(3) Using CND's Shellac over CND's Brisa Lite system. Base coat for 10s (OPI's LED lamp doesn't have a pulse), BL Sculpting for 60s, BL Top Coat for 60s, two layers of Shellac (this time I used "Lush Tropics" and added their "Seaglass" glitter additive) cured for 60s each, then topped with Shellac's top coat and cured that for 60s. I've been wearing that and have the same results as (2).

(4) Using CND's Shellac over Artistic Nail Design's hard gel (RockHard). This is on a client; she wore it with no problems for two full weeks. I used my e-file to remove the gel and found zero uncured/undercured/goopy Shellac. She has zero skin problems.

(5) Using CND's Shellac over Artistic Nail Design's soft gel, on a client (yes, I tested this on myself, but her soft gel is thicker than mine was and she's elderly... I may have different results). She, also, had zero skin problems and the Shellac was as it should be when I filed it off her enhancement.

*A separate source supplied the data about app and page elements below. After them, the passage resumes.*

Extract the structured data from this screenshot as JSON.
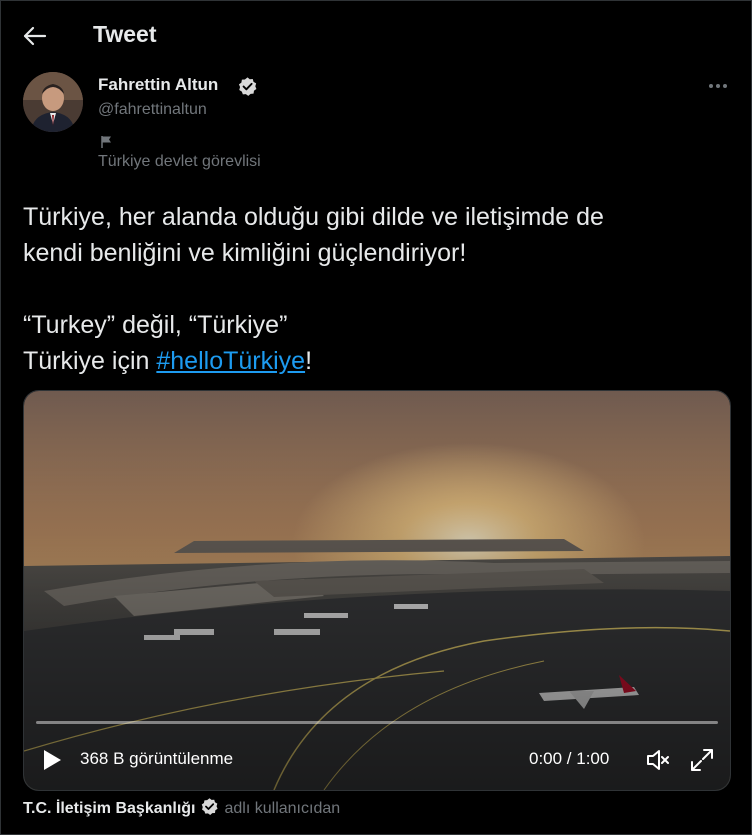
{
  "header": {
    "title": "Tweet",
    "back_icon": "arrow-left-icon"
  },
  "author": {
    "name": "Fahrettin Altun",
    "handle": "@fahrettinaltun",
    "verified": true,
    "label": "Türkiye devlet görevlisi",
    "label_icon": "flag-icon"
  },
  "tweet": {
    "line1": "Türkiye, her alanda olduğu gibi dilde ve iletişimde de",
    "line2": "kendi benliğini ve kimliğini güçlendiriyor!",
    "line3": "“Turkey” değil, “Türkiye”",
    "line4_prefix": "Türkiye için ",
    "hashtag": "#helloTürkiye",
    "line4_suffix": "!"
  },
  "video": {
    "views": "368 B görüntülenme",
    "time": "0:00 / 1:00",
    "progress": 0
  },
  "source": {
    "name": "T.C. İletişim Başkanlığı",
    "suffix": "adlı kullanıcıdan",
    "verified": true
  },
  "colors": {
    "background": "#000000",
    "text": "#e7e9ea",
    "muted": "#71767b",
    "link": "#1d9bf0",
    "verified": "#d9d9d9"
  }
}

I want to run a test on Shellac under the LED lamp by itself on someone, but none of my clients wear Shellac alone. Maybe I'll put it out there on my FB page to be my guinea pig...